Other factors such as HIV/AIDS and the socioeconomic upheaval associated with the collapse of communism in the 1990s fare somewhat better in explaining the between-country trends, but a single explanation is elusive. It is tempting to think that healthy knowledge and technologies may have spread more quickly within countries than between them, but this is purely speculative. What may account for the growing divergence in adult mortality between rich and poor countries and also among rich countries themselves is an open question. What seems clear is that mortality convergence has been much stronger at one end of the age spectrum than the other, and that new energies may need to be focused on distributing gains internationally.
Bell, Felicitie C and Michael L Miller (2005), “Life Tables for the US Social Security Area, 1900-2100”, Actuarial Study No.120, Office of the Chief Actuary, Social Security Administration.
Edwards, Ryan D (2008), “The Cost of Uncertain Life Span”, Unpublished manuscript, March.
Edwards, Ryan D (2010), “Trends in World Inequality in Life Span Since 1970”, NBER Working Paper 16088.
Edwards, Ryan D and Shripad Tuljapurkar (2005), “Inequality in Life Spans and a New Perspective on Mortality Convergence Across Industrialized Countries”, Population and Development Review, 31(4):645-675.
Goldstein, Joshua R and Ken W Wachter (2006), “Relationships between Period and Cohort Life Expectancy: Gaps and Lags”, Population Studies 60(3):257-269.
Moser, Kath, Vladimir Shkolnikov, and David A Leon (2005), “World mortality 1950–2000: divergence replaces convergence from the late 1980s”, Bulletin of the World Health Organization, 83(3):202-209.
Ram, Rati (2006), “State of the “Life Span Revolution” between 1980 and 2000”, Journal of Development Economics 80(2):518–526.
Sala-i-Martin, Xavier (2006), “The World Distribution of Income: Falling Poverty and ... Convergence, Period”, Quarterly Journal of Economics, 121(2):351-397.
White, Kevin M (2002), “Longevity Advances in High-Income Countries”, Population and Development Review, 28(1):59-76.
Wilson, Chris (2001), “On the Scale of Global Demographic Convergence 1950-2000”, Population and Development Review, 27(1):155-171.
1 There is a difference between period and cohort life expectancies, but the two tend to track one another (Goldstein and Wachter 2006).
2 There is ex ante uncertainty about length of life that surely varies systematically with known characteristics, age and sex being the most obvious.
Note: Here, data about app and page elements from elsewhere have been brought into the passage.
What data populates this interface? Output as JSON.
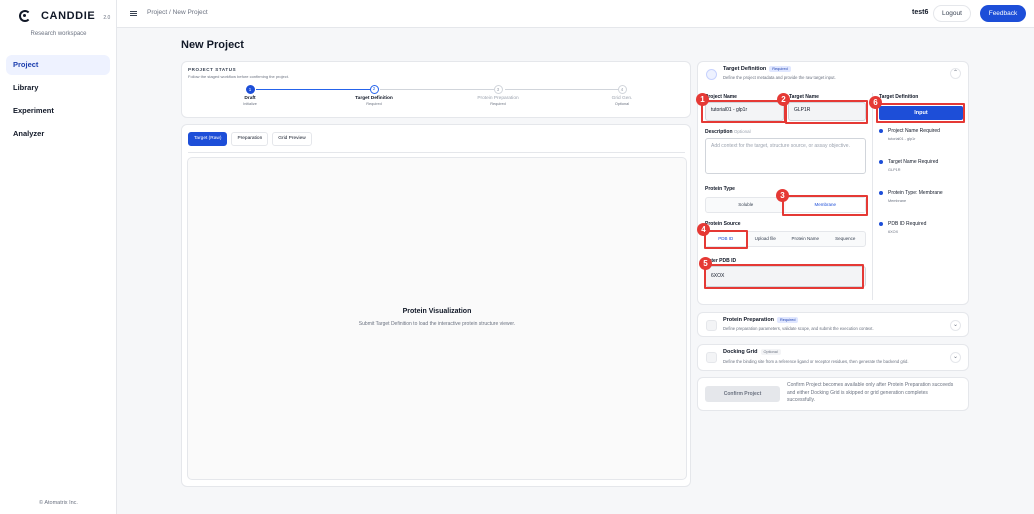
{
  "sidebar": {
    "brand": "CANDDIE",
    "version": "2.0",
    "workspace": "Research workspace",
    "items": [
      {
        "label": "Project",
        "active": true
      },
      {
        "label": "Library",
        "active": false
      },
      {
        "label": "Experiment",
        "active": false
      },
      {
        "label": "Analyzer",
        "active": false
      }
    ],
    "footer": "© Atomatrix Inc."
  },
  "topbar": {
    "breadcrumb": "Project / New Project",
    "user": "test6",
    "logout_label": "Logout",
    "feedback_label": "Feedback"
  },
  "page_title": "New Project",
  "project_status": {
    "title": "PROJECT STATUS",
    "subtitle": "Follow the staged workflow before confirming the project.",
    "steps": [
      {
        "num": "1",
        "label": "Draft",
        "sub": "Initialize"
      },
      {
        "num": "2",
        "label": "Target Definition",
        "sub": "Required"
      },
      {
        "num": "3",
        "label": "Protein Preparation",
        "sub": "Required"
      },
      {
        "num": "4",
        "label": "Grid Gen.",
        "sub": "Optional"
      }
    ]
  },
  "viewer": {
    "tabs": [
      "Target (Raw)",
      "Preparation",
      "Grid Preview"
    ],
    "title": "Protein Visualization",
    "subtitle": "Submit Target Definition to load the interactive protein structure viewer."
  },
  "target_definition": {
    "title": "Target Definition",
    "badge": "Required",
    "subtitle": "Define the project metadata and provide the raw target input.",
    "project_name_label": "Project Name",
    "project_name_value": "tutorial01 - glp1r",
    "target_name_label": "Target Name",
    "target_name_value": "GLP1R",
    "description_label": "Description",
    "description_optional": "Optional",
    "description_placeholder": "Add context for the target, structure source, or assay objective.",
    "protein_type_label": "Protein Type",
    "protein_types": [
      "Soluble",
      "Membrane"
    ],
    "protein_source_label": "Protein Source",
    "protein_sources": [
      "PDB ID",
      "Upload file",
      "Protein Name",
      "Sequence"
    ],
    "pdb_label": "Enter PDB ID",
    "pdb_value": "6XOX",
    "right_title": "Target Definition",
    "input_button": "Input",
    "checklist": [
      {
        "label": "Project Name Required",
        "value": "tutorial01 - glp1r"
      },
      {
        "label": "Target Name Required",
        "value": "GLP1R"
      },
      {
        "label": "Protein Type: Membrane",
        "value": "Membrane"
      },
      {
        "label": "PDB ID Required",
        "value": "6XOX"
      }
    ]
  },
  "protein_preparation": {
    "title": "Protein Preparation",
    "badge": "Required",
    "subtitle": "Define preparation parameters, validate scope, and submit the execution context."
  },
  "docking_grid": {
    "title": "Docking Grid",
    "badge": "Optional",
    "subtitle": "Define the binding site from a reference ligand or receptor residues, then generate the backend grid."
  },
  "confirm": {
    "button": "Confirm Project",
    "note": "Confirm Project becomes available only after Protein Preparation succeeds and either Docking Grid is skipped or grid generation completes successfully."
  },
  "annotations": [
    "1",
    "2",
    "3",
    "4",
    "5",
    "6"
  ],
  "colors": {
    "accent": "#1d4ed8",
    "annotation": "#e53935"
  }
}
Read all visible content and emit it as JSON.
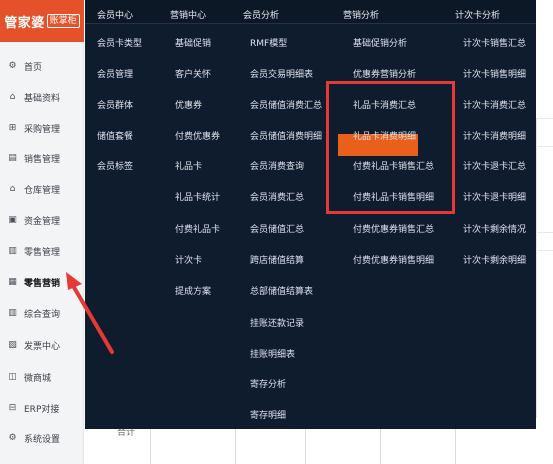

Thus uncertainty and inequality are not the same here. But it is not altogether clear how to decompose the ex post realization of length of life in a population into components that represent uncertainty versus inequality. Instead I refer to the spread in the distribution of length of life based on a life table interchangeably as either uncertainty or inequality.